**TASK DIRECTIONS**
Word for word, write out all of the data below.

• • • •

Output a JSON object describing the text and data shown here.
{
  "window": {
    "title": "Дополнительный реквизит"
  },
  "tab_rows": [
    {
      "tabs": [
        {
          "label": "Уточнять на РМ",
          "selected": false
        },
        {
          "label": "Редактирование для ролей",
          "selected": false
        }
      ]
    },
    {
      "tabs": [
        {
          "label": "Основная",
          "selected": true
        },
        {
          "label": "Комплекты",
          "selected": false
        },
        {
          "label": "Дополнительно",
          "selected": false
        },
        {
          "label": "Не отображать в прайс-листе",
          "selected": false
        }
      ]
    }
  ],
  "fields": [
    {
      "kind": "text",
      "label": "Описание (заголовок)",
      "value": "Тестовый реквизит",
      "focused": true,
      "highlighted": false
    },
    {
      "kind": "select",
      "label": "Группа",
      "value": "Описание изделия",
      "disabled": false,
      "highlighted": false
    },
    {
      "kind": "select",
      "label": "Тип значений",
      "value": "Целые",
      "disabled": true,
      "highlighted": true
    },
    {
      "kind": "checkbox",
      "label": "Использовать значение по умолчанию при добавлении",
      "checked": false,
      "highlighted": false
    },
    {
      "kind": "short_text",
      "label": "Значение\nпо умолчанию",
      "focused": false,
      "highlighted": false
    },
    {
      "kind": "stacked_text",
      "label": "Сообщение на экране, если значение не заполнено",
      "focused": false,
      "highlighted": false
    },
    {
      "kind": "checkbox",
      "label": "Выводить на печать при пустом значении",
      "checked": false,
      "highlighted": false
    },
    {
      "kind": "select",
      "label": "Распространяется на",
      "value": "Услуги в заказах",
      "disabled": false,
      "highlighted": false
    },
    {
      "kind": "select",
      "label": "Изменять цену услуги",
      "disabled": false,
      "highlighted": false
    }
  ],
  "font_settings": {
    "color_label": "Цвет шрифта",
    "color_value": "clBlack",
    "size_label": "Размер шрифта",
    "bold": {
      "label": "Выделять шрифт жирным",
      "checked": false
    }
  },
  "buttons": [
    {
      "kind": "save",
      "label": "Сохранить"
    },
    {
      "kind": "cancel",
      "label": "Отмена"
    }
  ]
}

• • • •

**TASK OUTPUT**
Output a JSON object describing the text and data shown here.
{
  "window": {
    "title": "Дополнительный реквизит"
  },
  "tab_rows": [
    {
      "tabs": [
        {
          "label": "Уточнять на РМ",
          "selected": false
        },
        {
          "label": "Редактирование для ролей",
          "selected": false
        }
      ]
    },
    {
      "tabs": [
        {
          "label": "Основная",
          "selected": true
        },
        {
          "label": "Комплекты",
          "selected": false
        },
        {
          "label": "Дополнительно",
          "selected": false
        },
        {
          "label": "Не отображать в прайс-листе",
          "selected": false
        }
      ]
    }
  ],
  "fields": [
    {
      "kind": "text",
      "label": "Описание (заголовок)",
      "value": "Тестовый реквизит",
      "focused": true,
      "highlighted": false
    },
    {
      "kind": "select",
      "label": "Группа",
      "value": "Описание изделия",
      "disabled": false,
      "highlighted": false
    },
    {
      "kind": "select",
      "label": "Тип значений",
      "value": "Целые",
      "disabled": true,
      "highlighted": true
    },
    {
      "kind": "checkbox",
      "label": "Использовать значение по умолчанию при добавлении",
      "checked": false,
      "highlighted": false
    },
    {
      "kind": "short_text",
      "label": "Значение\nпо умолчанию",
      "focused": false,
      "highlighted": false
    },
    {
      "kind": "stacked_text",
      "label": "Сообщение на экране, если значение не заполнено",
      "focused": false,
      "highlighted": false
    },
    {
      "kind": "checkbox",
      "label": "Выводить на печать при пустом значении",
      "checked": false,
      "highlighted": false
    },
    {
      "kind": "select",
      "label": "Распространяется на",
      "value": "Услуги в заказах",
      "disabled": false,
      "highlighted": false
    },
    {
      "kind": "select",
      "label": "Изменять цену услуги",
      "disabled": false,
      "highlighted": false
    }
  ],
  "font_settings": {
    "color_label": "Цвет шрифта",
    "color_value": "clBlack",
    "size_label": "Размер шрифта",
    "bold": {
      "label": "Выделять шрифт жирным",
      "checked": false
    }
  },
  "buttons": [
    {
      "kind": "save",
      "label": "Сохранить"
    },
    {
      "kind": "cancel",
      "label": "Отмена"
    }
  ]
}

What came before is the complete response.